Go through the data and retrieve each line that includes the string "value".
___ Data records
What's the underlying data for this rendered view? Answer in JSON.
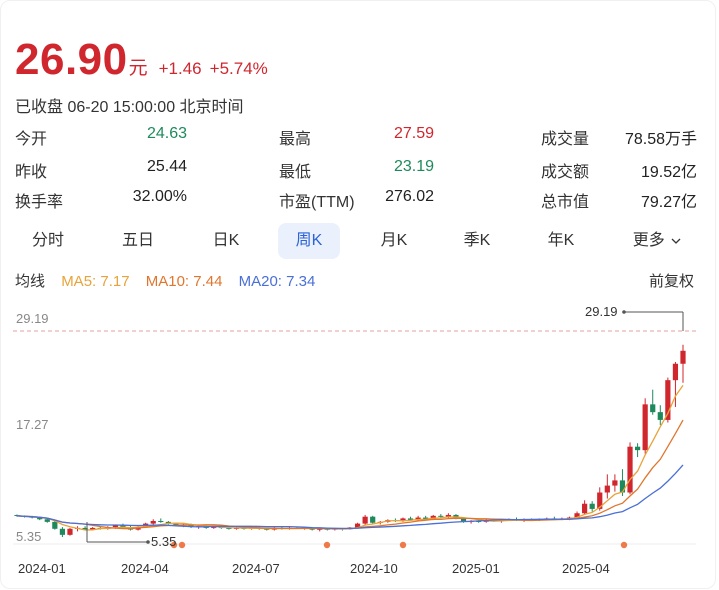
{
  "quote": {
    "price": "26.90",
    "unit": "元",
    "change": "+1.46",
    "change_pct": "+5.74%",
    "status": "已收盘 06-20 15:00:00 北京时间"
  },
  "stats": [
    {
      "label": "今开",
      "value": "24.63",
      "color": "green"
    },
    {
      "label": "最高",
      "value": "27.59",
      "color": "red"
    },
    {
      "label": "成交量",
      "value": "78.58万手",
      "color": "dark"
    },
    {
      "label": "昨收",
      "value": "25.44",
      "color": "dark"
    },
    {
      "label": "最低",
      "value": "23.19",
      "color": "green"
    },
    {
      "label": "成交额",
      "value": "19.52亿",
      "color": "dark"
    },
    {
      "label": "换手率",
      "value": "32.00%",
      "color": "dark"
    },
    {
      "label": "市盈(TTM)",
      "value": "276.02",
      "color": "dark"
    },
    {
      "label": "总市值",
      "value": "79.27亿",
      "color": "dark"
    }
  ],
  "tabs": [
    "分时",
    "五日",
    "日K",
    "周K",
    "月K",
    "季K",
    "年K",
    "更多"
  ],
  "active_tab": "周K",
  "ma": {
    "label": "均线",
    "ma5": "MA5: 7.17",
    "ma10": "MA10: 7.44",
    "ma20": "MA20: 7.34",
    "adjust": "前复权"
  },
  "colors": {
    "up": "#d0262e",
    "down": "#1e8a5c",
    "ma5": "#e8a33a",
    "ma10": "#e0762e",
    "ma20": "#4a6fd6",
    "accent": "#2d63d6"
  },
  "chart_data": {
    "type": "candlestick",
    "y_ticks": [
      "29.19",
      "17.27",
      "5.35"
    ],
    "x_ticks": [
      "2024-01",
      "2024-04",
      "2024-07",
      "2024-10",
      "2025-01",
      "2025-04"
    ],
    "ylim": [
      5.35,
      29.19
    ],
    "max_marker": "29.19",
    "min_marker": "5.35",
    "candles": [
      [
        7.9,
        7.95,
        7.7,
        7.8
      ],
      [
        7.8,
        7.85,
        7.6,
        7.7
      ],
      [
        7.7,
        7.8,
        7.5,
        7.6
      ],
      [
        7.6,
        7.65,
        7.3,
        7.4
      ],
      [
        7.4,
        7.5,
        7.0,
        7.1
      ],
      [
        7.1,
        7.2,
        6.2,
        6.3
      ],
      [
        6.3,
        6.5,
        5.35,
        5.6
      ],
      [
        5.6,
        6.4,
        5.5,
        6.3
      ],
      [
        6.3,
        6.6,
        6.0,
        6.4
      ],
      [
        6.4,
        6.6,
        6.1,
        6.2
      ],
      [
        6.2,
        6.5,
        6.1,
        6.4
      ],
      [
        6.4,
        6.6,
        6.2,
        6.3
      ],
      [
        6.3,
        6.6,
        6.2,
        6.5
      ],
      [
        6.5,
        6.8,
        6.3,
        6.7
      ],
      [
        6.7,
        6.9,
        6.4,
        6.5
      ],
      [
        6.5,
        6.7,
        6.1,
        6.2
      ],
      [
        6.2,
        6.6,
        6.1,
        6.5
      ],
      [
        6.5,
        7.0,
        6.4,
        6.9
      ],
      [
        6.9,
        7.4,
        6.8,
        7.2
      ],
      [
        7.2,
        7.5,
        7.0,
        7.1
      ],
      [
        7.1,
        7.2,
        6.8,
        6.9
      ],
      [
        6.9,
        7.0,
        6.6,
        6.7
      ],
      [
        6.7,
        6.9,
        6.5,
        6.8
      ],
      [
        6.8,
        6.9,
        6.4,
        6.5
      ],
      [
        6.5,
        6.7,
        6.3,
        6.6
      ],
      [
        6.6,
        6.7,
        6.3,
        6.4
      ],
      [
        6.4,
        6.6,
        6.3,
        6.5
      ],
      [
        6.5,
        6.6,
        6.3,
        6.4
      ],
      [
        6.4,
        6.5,
        6.2,
        6.3
      ],
      [
        6.3,
        6.5,
        6.2,
        6.4
      ],
      [
        6.4,
        6.5,
        6.2,
        6.3
      ],
      [
        6.3,
        6.5,
        6.2,
        6.4
      ],
      [
        6.4,
        6.5,
        6.2,
        6.3
      ],
      [
        6.3,
        6.4,
        6.1,
        6.2
      ],
      [
        6.2,
        6.5,
        6.1,
        6.4
      ],
      [
        6.4,
        6.5,
        6.2,
        6.3
      ],
      [
        6.3,
        6.5,
        6.2,
        6.4
      ],
      [
        6.4,
        6.5,
        6.3,
        6.35
      ],
      [
        6.35,
        6.5,
        6.2,
        6.45
      ],
      [
        6.45,
        6.5,
        6.1,
        6.2
      ],
      [
        6.2,
        6.4,
        6.0,
        6.3
      ],
      [
        6.3,
        6.4,
        6.1,
        6.2
      ],
      [
        6.2,
        6.4,
        6.1,
        6.35
      ],
      [
        6.35,
        6.4,
        6.1,
        6.25
      ],
      [
        6.25,
        6.5,
        6.2,
        6.45
      ],
      [
        6.45,
        7.0,
        6.4,
        6.9
      ],
      [
        6.9,
        7.9,
        6.8,
        7.7
      ],
      [
        7.7,
        7.8,
        6.9,
        7.0
      ],
      [
        7.0,
        7.2,
        6.8,
        7.1
      ],
      [
        7.1,
        7.4,
        7.0,
        7.3
      ],
      [
        7.3,
        7.5,
        7.1,
        7.2
      ],
      [
        7.2,
        7.6,
        7.1,
        7.5
      ],
      [
        7.5,
        7.7,
        7.2,
        7.3
      ],
      [
        7.3,
        7.8,
        7.2,
        7.6
      ],
      [
        7.6,
        7.8,
        7.3,
        7.4
      ],
      [
        7.4,
        7.9,
        7.3,
        7.8
      ],
      [
        7.8,
        8.0,
        7.6,
        7.7
      ],
      [
        7.7,
        8.1,
        7.5,
        7.9
      ],
      [
        7.9,
        8.0,
        7.4,
        7.5
      ],
      [
        7.5,
        7.6,
        7.0,
        7.1
      ],
      [
        7.1,
        7.3,
        6.9,
        7.2
      ],
      [
        7.2,
        7.4,
        7.0,
        7.1
      ],
      [
        7.1,
        7.4,
        7.0,
        7.3
      ],
      [
        7.3,
        7.5,
        7.1,
        7.2
      ],
      [
        7.2,
        7.4,
        7.0,
        7.3
      ],
      [
        7.3,
        7.5,
        7.2,
        7.4
      ],
      [
        7.4,
        7.6,
        7.2,
        7.3
      ],
      [
        7.3,
        7.5,
        7.1,
        7.4
      ],
      [
        7.4,
        7.5,
        7.2,
        7.3
      ],
      [
        7.3,
        7.5,
        7.2,
        7.4
      ],
      [
        7.4,
        7.6,
        7.3,
        7.5
      ],
      [
        7.5,
        7.7,
        7.3,
        7.4
      ],
      [
        7.4,
        7.6,
        7.3,
        7.5
      ],
      [
        7.5,
        7.7,
        7.3,
        7.6
      ],
      [
        7.6,
        8.3,
        7.5,
        8.1
      ],
      [
        8.1,
        9.6,
        8.0,
        9.2
      ],
      [
        9.2,
        9.5,
        8.3,
        8.6
      ],
      [
        8.6,
        11.1,
        8.4,
        10.5
      ],
      [
        10.5,
        12.6,
        9.8,
        11.3
      ],
      [
        11.3,
        12.6,
        10.6,
        11.9
      ],
      [
        11.9,
        13.2,
        10.1,
        10.5
      ],
      [
        10.5,
        16.3,
        10.3,
        15.8
      ],
      [
        15.8,
        16.2,
        14.6,
        15.4
      ],
      [
        15.4,
        21.4,
        15.0,
        20.7
      ],
      [
        20.7,
        22.4,
        19.5,
        19.8
      ],
      [
        19.8,
        20.6,
        18.3,
        18.9
      ],
      [
        18.9,
        23.8,
        18.6,
        23.5
      ],
      [
        23.5,
        25.6,
        20.4,
        25.4
      ],
      [
        25.4,
        27.6,
        23.2,
        26.9
      ]
    ]
  }
}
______
» **Your response**:
      "value": "24.63",
      "value": "27.59",
      "value": "78.58万手",
      "value": "25.44",
      "value": "23.19",
      "value": "19.52亿",
      "value": "32.00%",
      "value": "276.02",
      "value": "79.27亿",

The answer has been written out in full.